• **EXERCISE**: Print the data exactly as it appears, keeping every word.
[THE DATA — start]
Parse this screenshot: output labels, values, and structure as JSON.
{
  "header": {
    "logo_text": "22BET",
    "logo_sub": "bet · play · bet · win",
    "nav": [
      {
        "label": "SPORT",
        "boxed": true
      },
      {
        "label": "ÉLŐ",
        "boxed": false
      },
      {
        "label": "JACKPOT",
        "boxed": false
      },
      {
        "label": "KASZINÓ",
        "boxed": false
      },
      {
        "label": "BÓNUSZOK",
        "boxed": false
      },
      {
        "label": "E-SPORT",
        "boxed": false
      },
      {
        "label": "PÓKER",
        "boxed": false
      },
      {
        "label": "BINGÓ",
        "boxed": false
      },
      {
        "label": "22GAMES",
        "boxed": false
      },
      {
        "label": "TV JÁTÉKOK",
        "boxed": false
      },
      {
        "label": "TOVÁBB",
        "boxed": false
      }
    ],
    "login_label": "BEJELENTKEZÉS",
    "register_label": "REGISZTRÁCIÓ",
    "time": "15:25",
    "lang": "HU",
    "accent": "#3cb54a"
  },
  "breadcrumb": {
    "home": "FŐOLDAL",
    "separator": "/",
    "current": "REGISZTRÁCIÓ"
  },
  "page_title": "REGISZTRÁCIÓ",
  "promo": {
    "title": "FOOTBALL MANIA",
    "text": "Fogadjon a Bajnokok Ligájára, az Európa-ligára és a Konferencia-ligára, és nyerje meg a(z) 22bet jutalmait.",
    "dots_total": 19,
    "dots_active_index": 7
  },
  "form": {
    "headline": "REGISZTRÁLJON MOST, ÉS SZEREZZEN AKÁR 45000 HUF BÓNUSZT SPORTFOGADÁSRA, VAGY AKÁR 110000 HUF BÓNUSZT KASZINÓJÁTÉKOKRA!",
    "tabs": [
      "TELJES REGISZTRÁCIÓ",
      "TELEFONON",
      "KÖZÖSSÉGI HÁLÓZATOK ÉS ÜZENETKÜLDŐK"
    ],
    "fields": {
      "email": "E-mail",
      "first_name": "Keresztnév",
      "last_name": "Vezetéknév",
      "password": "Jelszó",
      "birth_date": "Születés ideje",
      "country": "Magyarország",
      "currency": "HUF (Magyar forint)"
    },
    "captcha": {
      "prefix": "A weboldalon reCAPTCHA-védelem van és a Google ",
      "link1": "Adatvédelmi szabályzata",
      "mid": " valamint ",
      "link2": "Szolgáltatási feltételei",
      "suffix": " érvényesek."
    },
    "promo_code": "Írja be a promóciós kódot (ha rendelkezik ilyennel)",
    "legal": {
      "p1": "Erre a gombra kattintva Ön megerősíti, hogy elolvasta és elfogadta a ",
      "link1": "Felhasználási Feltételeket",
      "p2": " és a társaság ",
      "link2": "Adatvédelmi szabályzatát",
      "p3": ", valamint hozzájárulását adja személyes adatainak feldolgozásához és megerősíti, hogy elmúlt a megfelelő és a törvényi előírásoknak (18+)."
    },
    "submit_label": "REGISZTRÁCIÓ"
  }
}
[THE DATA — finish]
• **WORKED SOLUTION**:
Parse this screenshot: output labels, values, and structure as JSON.
{
  "header": {
    "logo_text": "22BET",
    "logo_sub": "bet · play · bet · win",
    "nav": [
      {
        "label": "SPORT",
        "boxed": true
      },
      {
        "label": "ÉLŐ",
        "boxed": false
      },
      {
        "label": "JACKPOT",
        "boxed": false
      },
      {
        "label": "KASZINÓ",
        "boxed": false
      },
      {
        "label": "BÓNUSZOK",
        "boxed": false
      },
      {
        "label": "E-SPORT",
        "boxed": false
      },
      {
        "label": "PÓKER",
        "boxed": false
      },
      {
        "label": "BINGÓ",
        "boxed": false
      },
      {
        "label": "22GAMES",
        "boxed": false
      },
      {
        "label": "TV JÁTÉKOK",
        "boxed": false
      },
      {
        "label": "TOVÁBB",
        "boxed": false
      }
    ],
    "login_label": "BEJELENTKEZÉS",
    "register_label": "REGISZTRÁCIÓ",
    "time": "15:25",
    "lang": "HU",
    "accent": "#3cb54a"
  },
  "breadcrumb": {
    "home": "FŐOLDAL",
    "separator": "/",
    "current": "REGISZTRÁCIÓ"
  },
  "page_title": "REGISZTRÁCIÓ",
  "promo": {
    "title": "FOOTBALL MANIA",
    "text": "Fogadjon a Bajnokok Ligájára, az Európa-ligára és a Konferencia-ligára, és nyerje meg a(z) 22bet jutalmait.",
    "dots_total": 19,
    "dots_active_index": 7
  },
  "form": {
    "headline": "REGISZTRÁLJON MOST, ÉS SZEREZZEN AKÁR 45000 HUF BÓNUSZT SPORTFOGADÁSRA, VAGY AKÁR 110000 HUF BÓNUSZT KASZINÓJÁTÉKOKRA!",
    "tabs": [
      "TELJES REGISZTRÁCIÓ",
      "TELEFONON",
      "KÖZÖSSÉGI HÁLÓZATOK ÉS ÜZENETKÜLDŐK"
    ],
    "fields": {
      "email": "E-mail",
      "first_name": "Keresztnév",
      "last_name": "Vezetéknév",
      "password": "Jelszó",
      "birth_date": "Születés ideje",
      "country": "Magyarország",
      "currency": "HUF (Magyar forint)"
    },
    "captcha": {
      "prefix": "A weboldalon reCAPTCHA-védelem van és a Google ",
      "link1": "Adatvédelmi szabályzata",
      "mid": " valamint ",
      "link2": "Szolgáltatási feltételei",
      "suffix": " érvényesek."
    },
    "promo_code": "Írja be a promóciós kódot (ha rendelkezik ilyennel)",
    "legal": {
      "p1": "Erre a gombra kattintva Ön megerősíti, hogy elolvasta és elfogadta a ",
      "link1": "Felhasználási Feltételeket",
      "p2": " és a társaság ",
      "link2": "Adatvédelmi szabályzatát",
      "p3": ", valamint hozzájárulását adja személyes adatainak feldolgozásához és megerősíti, hogy elmúlt a megfelelő és a törvényi előírásoknak (18+)."
    },
    "submit_label": "REGISZTRÁCIÓ"
  }
}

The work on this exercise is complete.